The school ma’rm–a favorite character in frontier-prairie stories–is my new heroine Miss Ellen Thurston in The Baby Bequest. My editor was not too excited about my ideas at first because it’s not the usual frontier story.
My heroine is a well educated lady of quality in a frontier setting.
And my hero is an unusual character, a German immigrant.
We forget that non-English European immigrants had to overcome a great deal of prejudice in America. Germans were called “Dutch,” a corruption of what Germans call themselves, Deutsche, pronounced “Doit-cha.”
But my editor let me go with this unusual hero and heroine and in the end, she liked the story. (Let’s hope that’s a common reaction.) 🙂
If you read the first book in my “Wilderness Brides” series, Their Frontier Family, you have met Ellen. She visited her cousin who lives in Pepin, WI, (on the eastern shore of the northern Mississippi River) in 1870.

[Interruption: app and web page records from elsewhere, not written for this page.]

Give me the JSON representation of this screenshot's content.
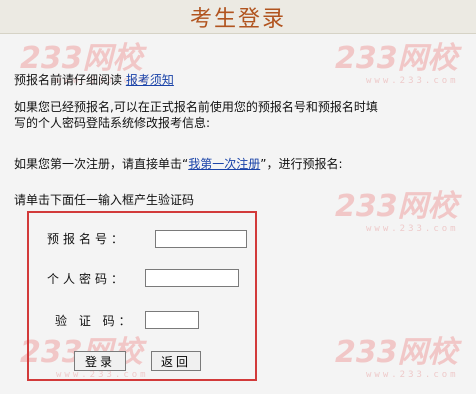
{
  "header": {
    "title": "考生登录"
  },
  "watermark": {
    "brand": "233网校",
    "sub": "www.233.com"
  },
  "intro": {
    "notice_prefix": "预报名前请仔细阅读",
    "notice_link": "报考须知",
    "para1_line1": "如果您已经预报名,可以在正式报名前使用您的预报名号和预报名时填",
    "para1_line2": "写的个人密码登陆系统修改报考信息:",
    "first_time_prefix": "如果您第一次注册，请直接单击“",
    "first_time_link": "我第一次注册",
    "first_time_suffix": "”，进行预报名:",
    "captcha_hint": "请单击下面任一输入框产生验证码"
  },
  "form": {
    "prereg_label": "预报名号：",
    "password_label": "个人密码：",
    "captcha_label": "验 证 码：",
    "prereg_value": "",
    "password_value": "",
    "captcha_value": "",
    "login_label": "登录",
    "back_label": "返回"
  },
  "colors": {
    "title": "#b1541f",
    "highlight_border": "#d23a3a",
    "link": "#1a43a8"
  }
}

That’s the event that stirs the pot, so to speak. Ellen is committed to keeping the child and raising him. But the community is set against her, their maidenly schoolteacher, doing so. Schoolteachers aren’t married and definitely don’t have children–what will people think!
The hero Kurt Lang also considers it a bad idea, but because he is raising his teen-aged brother and seven-year-old nephew by himself. He understands that single parenthood is a difficult road.

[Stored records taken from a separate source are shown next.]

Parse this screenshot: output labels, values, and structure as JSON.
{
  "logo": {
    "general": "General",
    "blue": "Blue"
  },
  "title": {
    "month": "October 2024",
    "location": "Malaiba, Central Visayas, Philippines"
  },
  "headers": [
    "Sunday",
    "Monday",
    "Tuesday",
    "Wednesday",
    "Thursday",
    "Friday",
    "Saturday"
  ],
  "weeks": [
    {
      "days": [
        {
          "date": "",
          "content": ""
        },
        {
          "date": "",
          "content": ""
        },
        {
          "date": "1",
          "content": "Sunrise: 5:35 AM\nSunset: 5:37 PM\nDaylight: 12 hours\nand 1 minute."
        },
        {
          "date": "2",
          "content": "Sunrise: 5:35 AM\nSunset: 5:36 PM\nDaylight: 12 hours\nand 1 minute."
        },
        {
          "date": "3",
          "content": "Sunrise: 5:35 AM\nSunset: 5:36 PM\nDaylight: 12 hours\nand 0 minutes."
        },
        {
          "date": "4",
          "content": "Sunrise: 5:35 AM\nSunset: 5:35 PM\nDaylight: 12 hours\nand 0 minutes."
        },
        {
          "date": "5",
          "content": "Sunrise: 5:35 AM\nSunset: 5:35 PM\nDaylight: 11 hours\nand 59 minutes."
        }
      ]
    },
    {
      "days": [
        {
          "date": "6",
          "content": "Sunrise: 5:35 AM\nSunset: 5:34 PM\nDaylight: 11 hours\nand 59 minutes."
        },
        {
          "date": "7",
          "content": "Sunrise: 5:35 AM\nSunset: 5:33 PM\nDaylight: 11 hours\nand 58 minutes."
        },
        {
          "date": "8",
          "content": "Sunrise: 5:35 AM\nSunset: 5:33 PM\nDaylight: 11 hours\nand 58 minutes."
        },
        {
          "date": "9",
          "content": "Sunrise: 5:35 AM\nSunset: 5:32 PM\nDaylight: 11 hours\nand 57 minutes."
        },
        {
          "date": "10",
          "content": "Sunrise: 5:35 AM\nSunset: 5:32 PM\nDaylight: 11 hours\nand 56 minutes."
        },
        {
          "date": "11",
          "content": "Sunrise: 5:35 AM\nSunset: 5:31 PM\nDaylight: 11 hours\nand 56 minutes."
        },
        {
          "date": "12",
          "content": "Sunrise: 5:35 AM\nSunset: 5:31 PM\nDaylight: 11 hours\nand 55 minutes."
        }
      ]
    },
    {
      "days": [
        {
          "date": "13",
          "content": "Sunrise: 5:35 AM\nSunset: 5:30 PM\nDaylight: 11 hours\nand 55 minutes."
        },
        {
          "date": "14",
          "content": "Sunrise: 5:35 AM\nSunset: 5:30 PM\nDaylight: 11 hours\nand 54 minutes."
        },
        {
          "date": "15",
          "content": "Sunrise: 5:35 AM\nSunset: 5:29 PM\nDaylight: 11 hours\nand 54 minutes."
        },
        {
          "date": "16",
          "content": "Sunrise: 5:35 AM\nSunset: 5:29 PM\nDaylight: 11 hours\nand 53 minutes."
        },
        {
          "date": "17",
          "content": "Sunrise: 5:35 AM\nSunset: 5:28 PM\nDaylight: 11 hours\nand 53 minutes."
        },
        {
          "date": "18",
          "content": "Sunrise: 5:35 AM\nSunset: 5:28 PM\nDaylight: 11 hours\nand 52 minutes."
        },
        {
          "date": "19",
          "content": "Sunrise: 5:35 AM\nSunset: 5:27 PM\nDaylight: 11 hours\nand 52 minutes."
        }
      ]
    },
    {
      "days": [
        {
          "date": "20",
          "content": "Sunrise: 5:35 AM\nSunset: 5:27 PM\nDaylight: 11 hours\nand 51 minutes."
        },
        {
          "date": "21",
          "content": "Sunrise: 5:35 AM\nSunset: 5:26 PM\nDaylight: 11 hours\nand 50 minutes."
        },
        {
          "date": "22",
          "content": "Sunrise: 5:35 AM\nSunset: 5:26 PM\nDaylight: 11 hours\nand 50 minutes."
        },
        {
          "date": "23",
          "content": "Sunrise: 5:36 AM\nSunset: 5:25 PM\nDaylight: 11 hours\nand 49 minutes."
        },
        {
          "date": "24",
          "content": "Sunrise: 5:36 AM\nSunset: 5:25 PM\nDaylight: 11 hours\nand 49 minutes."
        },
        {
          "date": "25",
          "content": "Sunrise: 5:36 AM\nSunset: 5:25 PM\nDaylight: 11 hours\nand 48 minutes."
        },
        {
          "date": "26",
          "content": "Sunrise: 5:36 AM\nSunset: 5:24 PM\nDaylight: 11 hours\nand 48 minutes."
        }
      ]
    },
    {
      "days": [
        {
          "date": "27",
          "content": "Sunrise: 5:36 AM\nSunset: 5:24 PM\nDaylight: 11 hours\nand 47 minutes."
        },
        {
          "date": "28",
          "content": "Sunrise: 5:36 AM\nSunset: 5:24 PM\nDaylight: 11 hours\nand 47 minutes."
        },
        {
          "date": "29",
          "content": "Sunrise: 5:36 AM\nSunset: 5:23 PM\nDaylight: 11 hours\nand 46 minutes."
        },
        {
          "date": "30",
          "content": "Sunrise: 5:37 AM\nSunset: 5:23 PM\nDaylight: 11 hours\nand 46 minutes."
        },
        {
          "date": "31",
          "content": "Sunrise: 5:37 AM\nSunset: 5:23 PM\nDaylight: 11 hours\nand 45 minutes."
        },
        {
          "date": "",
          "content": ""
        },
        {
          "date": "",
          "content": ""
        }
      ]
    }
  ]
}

And Ellen doesn’t have to only deal with negative popular opposition, her family which she left behind in Galena, IL, keeps popping in and dragging Ellen back into dealing with family issues. Wait till you read about Alice, Ellen’s sister in law, a real piece of work.

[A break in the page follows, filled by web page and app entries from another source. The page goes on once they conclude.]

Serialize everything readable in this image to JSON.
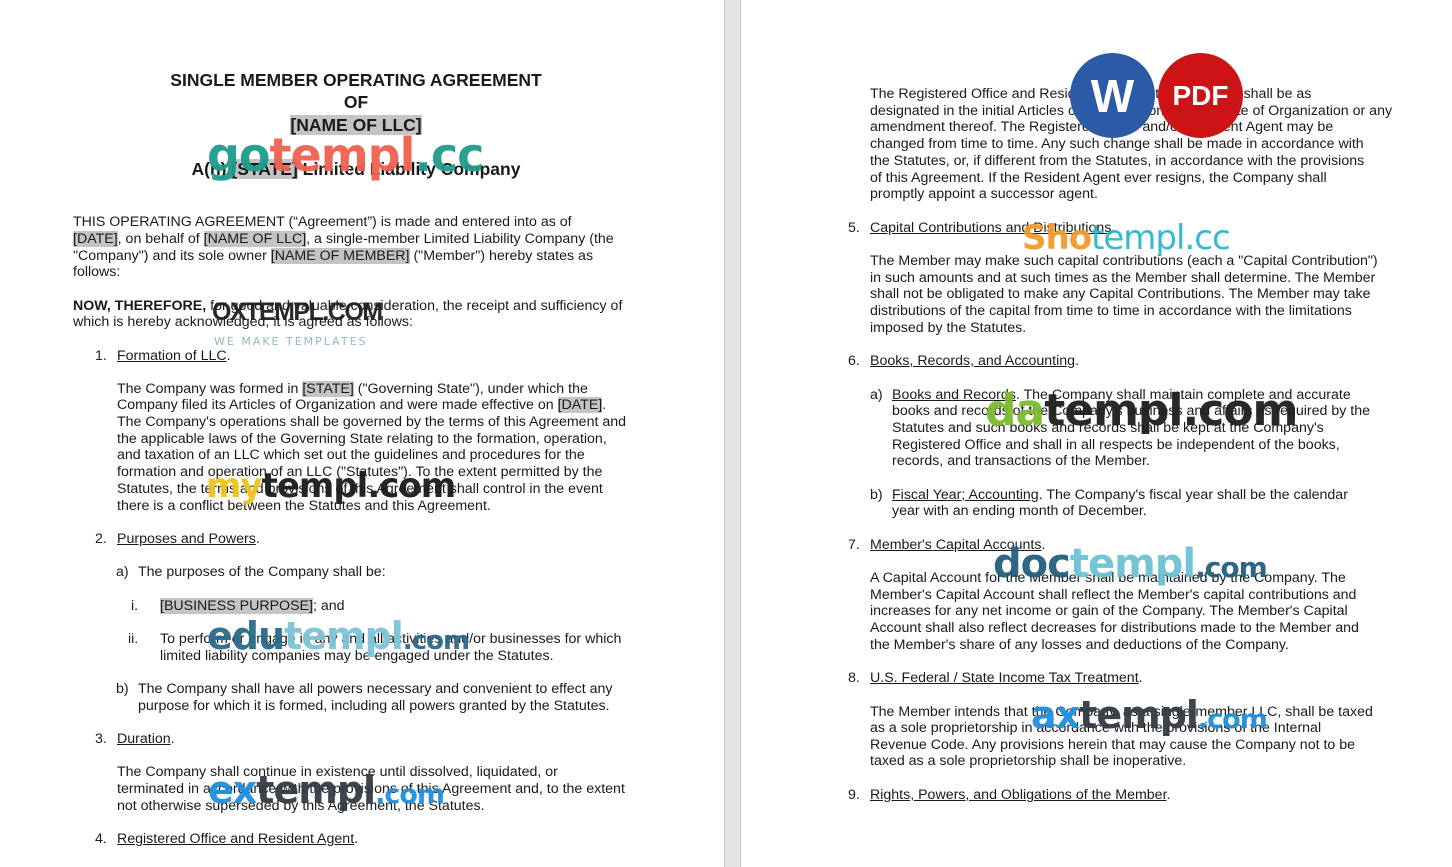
{
  "left_page": {
    "title_line1": "SINGLE MEMBER OPERATING AGREEMENT",
    "title_line2": "OF",
    "title_line3": "[NAME OF LLC]",
    "subtitle_prefix": "A(n) ",
    "subtitle_state": "[STATE]",
    "subtitle_suffix": " Limited Liability Company",
    "intro": {
      "l1": "THIS OPERATING AGREEMENT (“Agreement”) is made and entered into as of",
      "l2_date": "[DATE]",
      "l2_mid": ", on behalf of ",
      "l2_name": "[NAME OF LLC]",
      "l2_end": ", a single-member Limited Liability Company (the",
      "l3_start": "\"Company\") and its sole owner ",
      "l3_member": "[NAME OF MEMBER]",
      "l3_end": " (\"Member\") hereby states as",
      "l4": "follows:"
    },
    "now_therefore": {
      "bold": "NOW, THEREFORE,",
      "l1_rest": " for good and valuable consideration, the receipt and sufficiency of",
      "l2": "which is hereby acknowledged, it is agreed as follows:"
    },
    "s1": {
      "num": "1.",
      "heading": "Formation of LLC",
      "l1_start": "The Company was formed in ",
      "l1_state": "[STATE]",
      "l1_end": " (\"Governing State\"), under which the",
      "l2_start": "Company filed its Articles of Organization and were made effective on ",
      "l2_date": "[DATE]",
      "l2_end": ".",
      "l3": "The Company's operations shall be governed by the terms of this Agreement and",
      "l4": "the applicable laws of the Governing State relating to the formation, operation,",
      "l5": "and taxation of an LLC which set out the guidelines and procedures for the",
      "l6": "formation and operation of an LLC (\"Statutes\"). To the extent permitted by the",
      "l7": "Statutes, the terms and provisions of this Agreement shall control in the event",
      "l8": "there is a conflict between the Statutes and this Agreement."
    },
    "s2": {
      "num": "2.",
      "heading": "Purposes and Powers",
      "a_label": "a)",
      "a_text": "The purposes of the Company shall be:",
      "i_label": "i.",
      "i_hl": "[BUSINESS PURPOSE]",
      "i_end": "; and",
      "ii_label": "ii.",
      "ii_l1": "To perform or engage in any and all activities and/or businesses for which",
      "ii_l2": "limited liability companies may be engaged under the Statutes.",
      "b_label": "b)",
      "b_l1": "The Company shall have all powers necessary and convenient to effect any",
      "b_l2": "purpose for which it is formed, including all powers granted by the Statutes."
    },
    "s3": {
      "num": "3.",
      "heading": "Duration",
      "l1": "The Company shall continue in existence until dissolved, liquidated, or",
      "l2": "terminated in accordance with the provisions of this Agreement and, to the extent",
      "l3": "not otherwise superseded by this Agreement, the Statutes."
    },
    "s4": {
      "num": "4.",
      "heading": "Registered Office and Resident Agent"
    }
  },
  "right_page": {
    "s4_body": [
      "The Registered Office and Resident Agent of the Company shall be as",
      "designated in the initial Articles of Organization or Certificate of Organization or any",
      "amendment thereof. The Registered Office and/or Resident Agent may be",
      "changed from time to time. Any such change shall be made in accordance with",
      "the Statutes, or, if different from the Statutes, in accordance with the provisions",
      "of this Agreement. If the Resident Agent ever resigns, the Company shall",
      "promptly appoint a successor agent."
    ],
    "s5": {
      "num": "5.",
      "heading": "Capital Contributions and Distributions",
      "body": [
        "The Member may make such capital contributions (each a \"Capital Contribution\")",
        "in such amounts and at such times as the Member shall determine. The Member",
        "shall not be obligated to make any Capital Contributions. The Member may take",
        "distributions of the capital from time to time in accordance with the limitations",
        "imposed by the Statutes."
      ]
    },
    "s6": {
      "num": "6.",
      "heading": "Books, Records, and Accounting",
      "a_label": "a)",
      "a_heading": "Books and Records",
      "a_l1_rest": ". The Company shall maintain complete and accurate",
      "a_rest": [
        "books and records of the Company's business and affairs as required by the",
        "Statutes and such books and records shall be kept at the Company's",
        "Registered Office and shall in all respects be independent of the books,",
        "records, and transactions of the Member."
      ],
      "b_label": "b)",
      "b_heading": "Fiscal Year; Accounting",
      "b_l1_rest": ". The Company's fiscal year shall be the calendar",
      "b_l2": "year with an ending month of December."
    },
    "s7": {
      "num": "7.",
      "heading": "Member's Capital Accounts",
      "body": [
        "A Capital Account for the Member shall be maintained by the Company. The",
        "Member's Capital Account shall reflect the Member's capital contributions and",
        "increases for any net income or gain of the Company. The Member's Capital",
        "Account shall also reflect decreases for distributions made to the Member and",
        "the Member's share of any losses and deductions of the Company."
      ]
    },
    "s8": {
      "num": "8.",
      "heading": "U.S. Federal / State Income Tax Treatment",
      "body": [
        "The Member intends that the Company, as a single-member LLC, shall be taxed",
        "as a sole proprietorship in accordance with the provisions of the Internal",
        "Revenue Code. Any provisions herein that may cause the Company not to be",
        "taxed as a sole proprietorship shall be inoperative."
      ]
    },
    "s9": {
      "num": "9.",
      "heading": "Rights, Powers, and Obligations of the Member"
    }
  },
  "badges": {
    "word_label": "W",
    "pdf_label": "PDF",
    "word_color": "#2b5aa6",
    "pdf_color": "#cc1417"
  },
  "watermarks": {
    "gotempl": {
      "a": "go",
      "b": "templ",
      "c": ".cc"
    },
    "oxtempl": {
      "main": "OXTEMPL.COM",
      "tag": "WE MAKE TEMPLATES"
    },
    "mytempl": {
      "a": "my",
      "b": "templ.com"
    },
    "edutempl": {
      "a": "edu",
      "b": "templ",
      "c": ".com"
    },
    "extempl": {
      "a": "ex",
      "b": "templ",
      "c": ".com"
    },
    "shotempl": {
      "a": "Sho",
      "b": "templ.cc"
    },
    "datempl": {
      "a": "da",
      "b": "templ.com"
    },
    "doctempl": {
      "a": "doc",
      "b": "templ",
      "c": ".com"
    },
    "axtempl": {
      "a": "ax",
      "b": "templ",
      "c": ".com"
    }
  }
}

So this isn’t a frontier story of wagon trains, bank robbers, pony soldiers, etc. This is a story of people in a small town confronted by an unusual situation and how it all works out–for the best.
Blurb for The Baby Bequest.
Schoolteacher Ellen Thurston never expected to find love in Pepin, Wisconsin. But the moment she discovers a baby boy outside her door, it’s love at first sight. While the townsfolk don’t approve of Ellen as a single mother, what worries her most are her feelings for the handsome farmer who defends her decision to keep the child.?
Ellen is far above the reach of a German immigrant like Kurt Lang. Especially one weighted with responsibility. Kurt knows how hard it is to raise a child alone, but he will do whatever it takes to help make Ellen’s dream of a family come true.
Now for your opinions–
I admit I’ve always wanted to write a story about a woman finding a baby on her doorstep. It’s intriguing, isn’t it? Have you ever thought about it? Have you ever read another secret baby or unknown baby story that you enjoyed? Please share. Would you like to find a baby on your doorstep?
Also Miss Ellen Thurston is from Galena IL. What president was from Galena? I’ll be happy to give away a copy of The Baby Bequest to a commenter.